Join our community of Solution Seekers!

Leg of Lamb With Fennel

Leg of Lamb With Fennel
five_whole_stars
Click a Star to Rate This Recipe
Serves 6| Hands-On Time: | Total Time:

Ingredients

Directions

  1. Heat oven to 450° F. Drop the garlic into a food processor with the motor running and the knife blade in place and process until finely chopped. Add the rosemary, fennel seeds, 1 teaspoon each of salt and pepper, and 3 tablespoons of the olive oil and pulse to make a paste.
  2. Cut 10 slits in the lamb, about 1/2 inch deep. Push some of the garlic paste into the slits and rub the remaining paste all over the lamb. Place the lamb in a small roasting pan and set aside.
  3. Remove the stalks and tough outer leaves from the fennel bulbs and cut each into eighths. In a shallow baking pan, combine the fennel and onions with the remaining salt, pepper, and oil, and toss to coat well.
  4. Place the lamb and vegetables in the oven, roast for 1 hour, then remove. Cover the vegetables with foil to keep warm.
  5. Check the internal temperature of the lamb with an instant-read thermometer. Continue roasting until it reaches 130° F for medium-rare, or 135° to 145° F for medium, checking every 10 minutes.
  6. Remove the lamb from oven, transfer to a cutting board, cover loosely with foil, and let rest for 15 to 20 minutes.
  7. Heat the roasting pan over medium-high heat. Add the wine and scrape up any browned bits on the bottom. Boil until reduced by half, about 2 minutes. Add the broth and juice and boil until reduced to about 1 cup, about 4 to 5 minutes more.
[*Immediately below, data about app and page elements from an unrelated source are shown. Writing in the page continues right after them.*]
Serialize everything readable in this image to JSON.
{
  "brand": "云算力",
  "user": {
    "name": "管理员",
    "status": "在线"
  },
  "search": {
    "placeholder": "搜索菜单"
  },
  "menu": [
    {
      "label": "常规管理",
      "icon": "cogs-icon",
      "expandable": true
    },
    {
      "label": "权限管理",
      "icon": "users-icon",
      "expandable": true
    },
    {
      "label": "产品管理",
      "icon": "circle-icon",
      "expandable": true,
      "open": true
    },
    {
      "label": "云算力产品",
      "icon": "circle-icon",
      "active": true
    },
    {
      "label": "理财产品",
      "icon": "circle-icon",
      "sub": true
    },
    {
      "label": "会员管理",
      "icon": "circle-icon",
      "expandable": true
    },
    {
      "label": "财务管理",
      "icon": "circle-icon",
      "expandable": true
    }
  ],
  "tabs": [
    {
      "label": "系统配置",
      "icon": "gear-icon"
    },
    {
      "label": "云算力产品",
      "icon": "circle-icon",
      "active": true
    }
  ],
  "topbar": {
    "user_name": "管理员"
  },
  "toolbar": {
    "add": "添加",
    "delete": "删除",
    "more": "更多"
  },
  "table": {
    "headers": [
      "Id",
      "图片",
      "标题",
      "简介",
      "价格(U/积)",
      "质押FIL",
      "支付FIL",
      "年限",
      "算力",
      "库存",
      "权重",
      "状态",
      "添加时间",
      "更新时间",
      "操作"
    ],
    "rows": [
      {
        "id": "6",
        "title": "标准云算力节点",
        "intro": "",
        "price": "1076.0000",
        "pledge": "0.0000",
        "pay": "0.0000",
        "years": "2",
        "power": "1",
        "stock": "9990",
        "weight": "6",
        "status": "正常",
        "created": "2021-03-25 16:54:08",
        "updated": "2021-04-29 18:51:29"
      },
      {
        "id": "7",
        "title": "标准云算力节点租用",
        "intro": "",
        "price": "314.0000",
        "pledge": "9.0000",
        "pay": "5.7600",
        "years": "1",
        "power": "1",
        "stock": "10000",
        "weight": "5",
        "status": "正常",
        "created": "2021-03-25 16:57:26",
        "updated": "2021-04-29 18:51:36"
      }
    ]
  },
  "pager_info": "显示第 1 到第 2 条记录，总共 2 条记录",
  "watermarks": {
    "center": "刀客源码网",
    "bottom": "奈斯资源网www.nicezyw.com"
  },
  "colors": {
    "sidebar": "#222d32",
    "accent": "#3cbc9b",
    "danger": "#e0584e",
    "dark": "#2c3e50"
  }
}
Season to taste with salt and freshly ground pepper.
  8. Carve the lamb into thin slices and place on a platter with the vegetables. Serve with the sauce.
     
By April, 2001

Nutritional Information

  • Per Serving
  • Calories 820
  • Fat 33g
  • Sat Fat 9g
  • Cholesterol 290mg
  • Sodium 1030mg
  • Protein 98g
  • Carbohydrate 26g
  • Sugar 6g
  • Fiber 7g
  • Iron 10mg
  • Calcium 154mg
What does this mean? See Nutrition 101 .

Quick Tip

Corn on the cob
American lamb, because it is corn fed, is milder in flavor than Australian or New Zealand lamb, which is grass fed.

Did you try this recipe? How did you like it?

View Earlier Comments

What's on Your Plate?

    Advertisement
    Cranberries

    FRESH PICK

    Cranberries

    High in vitamin C, these hard, tart berries are grown in bogs in colder regions of North America and Europe. They’re almost always eaten cooked, as in the classic Thanksgiving relish.